## INPUT
◆ ◆ ◆ ◆

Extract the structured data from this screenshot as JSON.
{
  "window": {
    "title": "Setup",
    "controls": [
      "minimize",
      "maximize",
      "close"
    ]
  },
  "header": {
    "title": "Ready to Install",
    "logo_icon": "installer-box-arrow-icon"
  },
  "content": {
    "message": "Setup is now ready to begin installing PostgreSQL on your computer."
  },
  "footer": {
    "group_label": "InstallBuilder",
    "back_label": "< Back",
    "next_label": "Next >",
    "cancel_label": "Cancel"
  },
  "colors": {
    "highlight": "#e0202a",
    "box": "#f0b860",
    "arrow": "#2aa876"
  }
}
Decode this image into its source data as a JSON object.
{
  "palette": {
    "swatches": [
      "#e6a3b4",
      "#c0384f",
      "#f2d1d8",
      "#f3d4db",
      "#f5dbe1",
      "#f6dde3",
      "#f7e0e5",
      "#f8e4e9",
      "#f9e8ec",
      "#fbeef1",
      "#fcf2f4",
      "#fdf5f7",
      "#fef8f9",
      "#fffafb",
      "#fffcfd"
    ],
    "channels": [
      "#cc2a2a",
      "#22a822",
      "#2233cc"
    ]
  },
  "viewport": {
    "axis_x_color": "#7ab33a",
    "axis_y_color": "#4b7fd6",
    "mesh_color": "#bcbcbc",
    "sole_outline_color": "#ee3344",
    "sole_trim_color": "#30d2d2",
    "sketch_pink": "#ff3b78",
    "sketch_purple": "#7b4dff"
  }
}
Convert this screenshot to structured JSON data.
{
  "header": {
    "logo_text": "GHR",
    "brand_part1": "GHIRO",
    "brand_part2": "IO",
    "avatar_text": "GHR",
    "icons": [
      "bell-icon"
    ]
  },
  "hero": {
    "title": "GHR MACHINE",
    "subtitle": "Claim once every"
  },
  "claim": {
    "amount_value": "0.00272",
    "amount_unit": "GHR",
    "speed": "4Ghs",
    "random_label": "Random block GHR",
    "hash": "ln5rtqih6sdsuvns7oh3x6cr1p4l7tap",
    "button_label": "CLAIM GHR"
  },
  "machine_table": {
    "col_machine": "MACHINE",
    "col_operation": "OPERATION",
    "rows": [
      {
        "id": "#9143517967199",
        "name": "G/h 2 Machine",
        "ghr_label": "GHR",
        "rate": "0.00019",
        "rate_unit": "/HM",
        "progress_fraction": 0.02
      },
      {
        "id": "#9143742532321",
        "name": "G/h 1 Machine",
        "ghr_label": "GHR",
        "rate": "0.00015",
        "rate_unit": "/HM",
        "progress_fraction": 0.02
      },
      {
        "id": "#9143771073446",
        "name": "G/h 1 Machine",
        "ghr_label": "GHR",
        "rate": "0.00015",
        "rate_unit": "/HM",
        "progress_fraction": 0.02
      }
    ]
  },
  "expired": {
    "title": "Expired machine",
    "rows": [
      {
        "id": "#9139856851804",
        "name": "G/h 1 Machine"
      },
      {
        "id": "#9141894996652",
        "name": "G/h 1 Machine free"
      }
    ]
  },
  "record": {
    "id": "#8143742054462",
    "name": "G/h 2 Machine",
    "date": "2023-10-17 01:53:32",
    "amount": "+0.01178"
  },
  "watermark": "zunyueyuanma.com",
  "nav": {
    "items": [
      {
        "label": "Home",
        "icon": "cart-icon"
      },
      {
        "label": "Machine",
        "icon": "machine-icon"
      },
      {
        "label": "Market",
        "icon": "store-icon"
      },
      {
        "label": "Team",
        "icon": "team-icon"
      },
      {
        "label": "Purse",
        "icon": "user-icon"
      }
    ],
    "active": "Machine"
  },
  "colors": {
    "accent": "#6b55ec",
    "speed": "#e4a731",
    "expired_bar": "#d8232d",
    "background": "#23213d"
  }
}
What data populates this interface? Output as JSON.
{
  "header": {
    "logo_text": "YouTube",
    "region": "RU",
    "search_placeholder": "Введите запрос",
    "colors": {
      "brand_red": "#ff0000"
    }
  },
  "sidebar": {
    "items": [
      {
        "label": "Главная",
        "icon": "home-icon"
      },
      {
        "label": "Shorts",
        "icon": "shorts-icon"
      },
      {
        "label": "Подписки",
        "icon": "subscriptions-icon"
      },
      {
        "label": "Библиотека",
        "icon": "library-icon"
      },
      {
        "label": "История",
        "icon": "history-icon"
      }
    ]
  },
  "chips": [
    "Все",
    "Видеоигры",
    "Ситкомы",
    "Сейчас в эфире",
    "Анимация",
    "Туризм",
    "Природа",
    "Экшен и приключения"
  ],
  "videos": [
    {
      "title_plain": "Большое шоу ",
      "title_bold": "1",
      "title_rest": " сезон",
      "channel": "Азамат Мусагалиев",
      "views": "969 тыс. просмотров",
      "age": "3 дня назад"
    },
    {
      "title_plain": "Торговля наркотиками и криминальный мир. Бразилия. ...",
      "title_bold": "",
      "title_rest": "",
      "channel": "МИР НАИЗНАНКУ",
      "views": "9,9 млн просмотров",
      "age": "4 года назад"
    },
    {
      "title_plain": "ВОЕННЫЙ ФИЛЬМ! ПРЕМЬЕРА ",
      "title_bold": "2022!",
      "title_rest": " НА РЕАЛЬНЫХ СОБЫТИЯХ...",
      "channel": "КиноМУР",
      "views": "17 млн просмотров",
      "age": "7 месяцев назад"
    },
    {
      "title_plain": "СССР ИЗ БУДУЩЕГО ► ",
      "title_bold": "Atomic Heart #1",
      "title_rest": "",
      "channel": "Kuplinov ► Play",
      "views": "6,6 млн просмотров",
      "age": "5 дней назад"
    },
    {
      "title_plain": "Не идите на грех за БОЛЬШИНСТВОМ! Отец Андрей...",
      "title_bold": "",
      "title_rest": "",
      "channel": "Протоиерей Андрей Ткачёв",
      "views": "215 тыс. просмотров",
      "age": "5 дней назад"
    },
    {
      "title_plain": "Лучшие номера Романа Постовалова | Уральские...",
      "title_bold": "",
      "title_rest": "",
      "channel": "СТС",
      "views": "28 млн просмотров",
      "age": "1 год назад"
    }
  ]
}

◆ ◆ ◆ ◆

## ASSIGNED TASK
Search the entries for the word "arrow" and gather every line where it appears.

## OUTPUT BELOW
    "logo_icon": "installer-box-arrow-icon"
    "arrow": "#2aa876"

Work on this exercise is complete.